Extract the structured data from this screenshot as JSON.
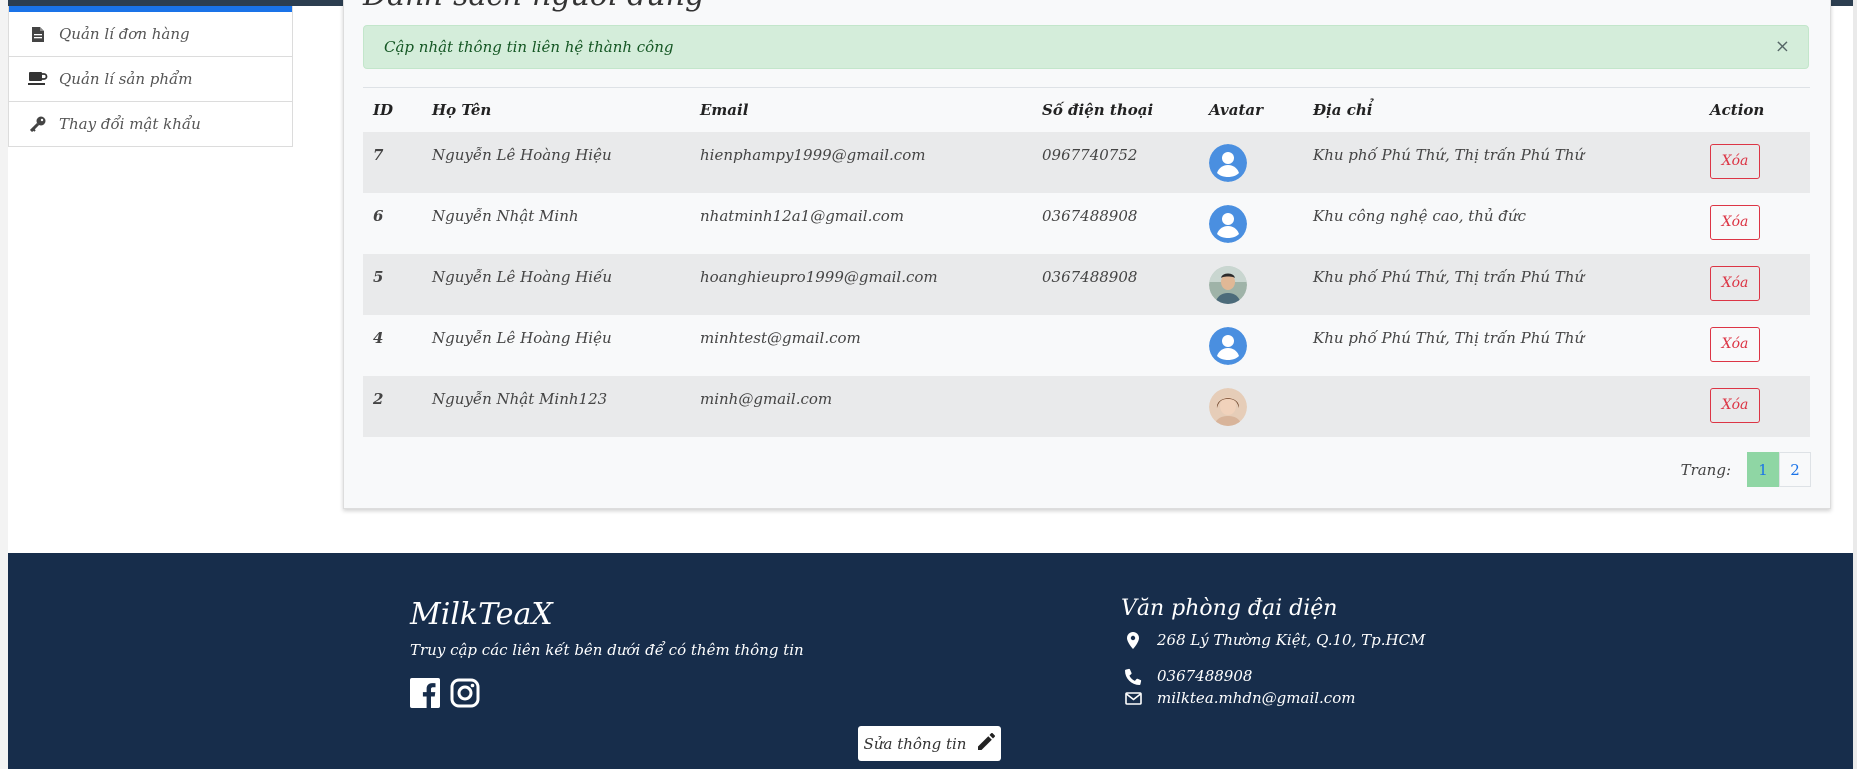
{
  "sidebar": {
    "items": [
      {
        "label": "Quản lí đơn hàng",
        "icon": "file-icon"
      },
      {
        "label": "Quản lí sản phẩm",
        "icon": "coffee-cup-icon"
      },
      {
        "label": "Thay đổi mật khẩu",
        "icon": "key-icon"
      }
    ]
  },
  "main": {
    "title": "Danh sách người dùng",
    "alert": {
      "text": "Cập nhật thông tin liên hệ thành công",
      "close": "×"
    },
    "table": {
      "headers": [
        "ID",
        "Họ Tên",
        "Email",
        "Số điện thoại",
        "Avatar",
        "Địa chỉ",
        "Action"
      ],
      "rows": [
        {
          "id": "7",
          "name": "Nguyễn Lê Hoàng Hiệu",
          "email": "hienphampy1999@gmail.com",
          "phone": "0967740752",
          "avatar": "default-user-icon",
          "address": "Khu phố Phú Thứ, Thị trấn Phú Thứ",
          "action": "Xóa"
        },
        {
          "id": "6",
          "name": "Nguyễn Nhật Minh",
          "email": "nhatminh12a1@gmail.com",
          "phone": "0367488908",
          "avatar": "default-user-icon",
          "address": "Khu công nghệ cao, thủ đức",
          "action": "Xóa"
        },
        {
          "id": "5",
          "name": "Nguyễn Lê Hoàng Hiếu",
          "email": "hoanghieupro1999@gmail.com",
          "phone": "0367488908",
          "avatar": "photo-man",
          "address": "Khu phố Phú Thứ, Thị trấn Phú Thứ",
          "action": "Xóa"
        },
        {
          "id": "4",
          "name": "Nguyễn Lê Hoàng Hiệu",
          "email": "minhtest@gmail.com",
          "phone": "",
          "avatar": "default-user-icon",
          "address": "Khu phố Phú Thứ, Thị trấn Phú Thứ",
          "action": "Xóa"
        },
        {
          "id": "2",
          "name": "Nguyễn Nhật Minh123",
          "email": "minh@gmail.com",
          "phone": "",
          "avatar": "photo-woman",
          "address": "",
          "action": "Xóa"
        }
      ]
    },
    "pagination": {
      "label": "Trang:",
      "pages": [
        "1",
        "2"
      ],
      "current": "1"
    }
  },
  "footer": {
    "brand": "MilkTeaX",
    "subtitle": "Truy cập các liên kết bên dưới để có thêm thông tin",
    "social": [
      "facebook-icon",
      "instagram-icon"
    ],
    "office": {
      "title": "Văn phòng đại diện",
      "address": "268 Lý Thường Kiệt, Q.10, Tp.HCM",
      "phone": "0367488908",
      "email": "milktea.mhdn@gmail.com"
    },
    "edit_button": "Sửa thông tin"
  },
  "colors": {
    "accent": "#1a73e8",
    "footer_bg": "#172d4b",
    "alert_bg": "#d4edda",
    "alert_text": "#155724",
    "danger": "#dc3545",
    "page_active": "#8fd6a4"
  }
}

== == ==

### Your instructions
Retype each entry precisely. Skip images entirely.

### Answer to the exercise
Extract the structured data from this screenshot as JSON.
{
  "sidebar": {
    "items": [
      {
        "label": "Quản lí đơn hàng",
        "icon": "file-icon"
      },
      {
        "label": "Quản lí sản phẩm",
        "icon": "coffee-cup-icon"
      },
      {
        "label": "Thay đổi mật khẩu",
        "icon": "key-icon"
      }
    ]
  },
  "main": {
    "title": "Danh sách người dùng",
    "alert": {
      "text": "Cập nhật thông tin liên hệ thành công",
      "close": "×"
    },
    "table": {
      "headers": [
        "ID",
        "Họ Tên",
        "Email",
        "Số điện thoại",
        "Avatar",
        "Địa chỉ",
        "Action"
      ],
      "rows": [
        {
          "id": "7",
          "name": "Nguyễn Lê Hoàng Hiệu",
          "email": "hienphampy1999@gmail.com",
          "phone": "0967740752",
          "avatar": "default-user-icon",
          "address": "Khu phố Phú Thứ, Thị trấn Phú Thứ",
          "action": "Xóa"
        },
        {
          "id": "6",
          "name": "Nguyễn Nhật Minh",
          "email": "nhatminh12a1@gmail.com",
          "phone": "0367488908",
          "avatar": "default-user-icon",
          "address": "Khu công nghệ cao, thủ đức",
          "action": "Xóa"
        },
        {
          "id": "5",
          "name": "Nguyễn Lê Hoàng Hiếu",
          "email": "hoanghieupro1999@gmail.com",
          "phone": "0367488908",
          "avatar": "photo-man",
          "address": "Khu phố Phú Thứ, Thị trấn Phú Thứ",
          "action": "Xóa"
        },
        {
          "id": "4",
          "name": "Nguyễn Lê Hoàng Hiệu",
          "email": "minhtest@gmail.com",
          "phone": "",
          "avatar": "default-user-icon",
          "address": "Khu phố Phú Thứ, Thị trấn Phú Thứ",
          "action": "Xóa"
        },
        {
          "id": "2",
          "name": "Nguyễn Nhật Minh123",
          "email": "minh@gmail.com",
          "phone": "",
          "avatar": "photo-woman",
          "address": "",
          "action": "Xóa"
        }
      ]
    },
    "pagination": {
      "label": "Trang:",
      "pages": [
        "1",
        "2"
      ],
      "current": "1"
    }
  },
  "footer": {
    "brand": "MilkTeaX",
    "subtitle": "Truy cập các liên kết bên dưới để có thêm thông tin",
    "social": [
      "facebook-icon",
      "instagram-icon"
    ],
    "office": {
      "title": "Văn phòng đại diện",
      "address": "268 Lý Thường Kiệt, Q.10, Tp.HCM",
      "phone": "0367488908",
      "email": "milktea.mhdn@gmail.com"
    },
    "edit_button": "Sửa thông tin"
  },
  "colors": {
    "accent": "#1a73e8",
    "footer_bg": "#172d4b",
    "alert_bg": "#d4edda",
    "alert_text": "#155724",
    "danger": "#dc3545",
    "page_active": "#8fd6a4"
  }
}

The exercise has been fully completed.